The over-two-year freeze on federal student loan payments – which was extended again in April, relieving many borrowers – and the Biden Administration’s plan to formalise its long-awaited student-loan relief package has sent ripples across the private loan market this year, effectively diminishing it.
Student loan borrowers are hesitant to refinance their federal debt with private loans as long as the promise of forgiveness is dangling over their heads.
They have either held on to their federal loans or even paid down the private debt they owe after becoming flush with cash from Covid-era government stimulus cheques.
“It really doesn’t make sense for a federal borrower to refinance into a private student loan now,” said Theresa O’Neill, ABS strategist at BofA Securities.
As a result, the companies that provide that debt and then repackage it and sell it on as bonds in the asset-backed securities market have not had a lot to work with this year.,
Sales of student debt-backed bonds have sunk to less than one-third of their levels compared to this time last year, according to Bloomberg data.
So far, companies have only sold US$5.2bil (RM23bil) in student loan asset-backed securities (ABS) in 2022, as opposed to US$16.8bil (RM74bil) of issuance at this point in 2021.
“Because of the payment moratorium and the potential forgiveness, it’s affecting the refinancing space because there isn’t a lot of refi volume,” said Amy Sze, head of ABS research at JPMorgan, in a phone interview.
“Now that the payment moratorium has been extended, and it could be extended again, borrowers are less likely to refinance their loans.”
Higher interest rates – 4.99% on undergraduate loans for the 2022 to 2023 school year, up from 3.73% last year – plus wider spreads on deals are not helping issuers either, as they have helped push up borrowing costs in the ABS market.
In May, student loan servicer Navient Corp paid a 4.16% coupon on the largest tranche of a US$714.6mil (RM3.16bil) deal, having paid 1.58% on the same tranche of a similar deal just six months earlier in November.
Only Sallie Mae Bank and Navient have arranged more than one offering each since January, as fewer borrowers see an incentive to consolidate their federal debt in the private market.

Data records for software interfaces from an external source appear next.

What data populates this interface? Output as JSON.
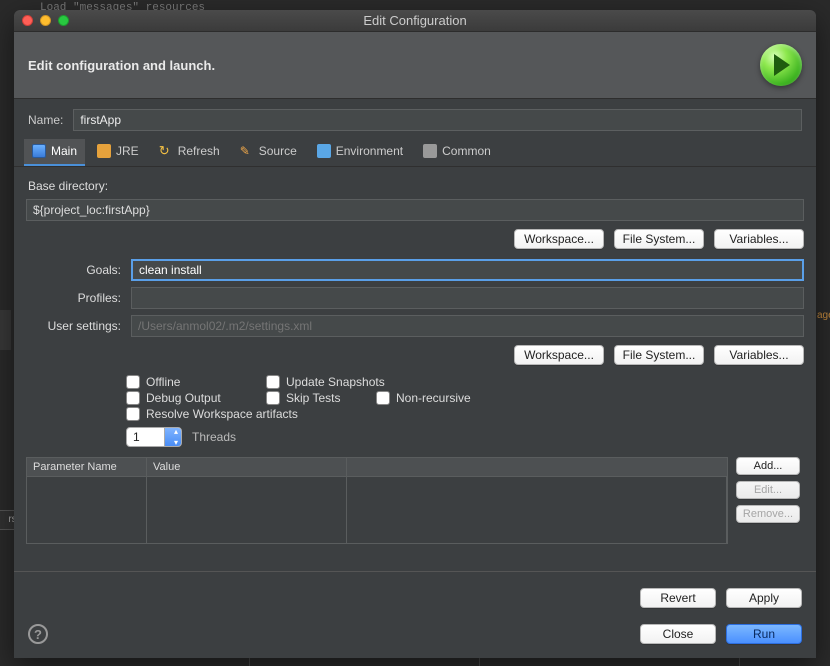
{
  "bg": {
    "fragment": "Load \"messages\" resources"
  },
  "dialog": {
    "title": "Edit Configuration",
    "header": "Edit configuration and launch."
  },
  "form": {
    "name_label": "Name:",
    "name_value": "firstApp",
    "base_dir_label": "Base directory:",
    "base_dir_value": "${project_loc:firstApp}",
    "goals_label": "Goals:",
    "goals_value": "clean install",
    "profiles_label": "Profiles:",
    "profiles_value": "",
    "usersettings_label": "User settings:",
    "usersettings_placeholder": "/Users/anmol02/.m2/settings.xml",
    "threads_label": "Threads",
    "threads_value": "1"
  },
  "tabs": {
    "main": "Main",
    "jre": "JRE",
    "refresh": "Refresh",
    "source": "Source",
    "environment": "Environment",
    "common": "Common"
  },
  "buttons": {
    "workspace": "Workspace...",
    "filesystem": "File System...",
    "variables": "Variables...",
    "add": "Add...",
    "edit": "Edit...",
    "remove": "Remove...",
    "revert": "Revert",
    "apply": "Apply",
    "close": "Close",
    "run": "Run"
  },
  "checks": {
    "offline": "Offline",
    "update_snapshots": "Update Snapshots",
    "debug_output": "Debug Output",
    "skip_tests": "Skip Tests",
    "non_recursive": "Non-recursive",
    "resolve_ws": "Resolve Workspace artifacts"
  },
  "table": {
    "col_param": "Parameter Name",
    "col_value": "Value"
  }
}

The slow pace of bond sales has led some banks to slash their student loan issuance predictions by at least half.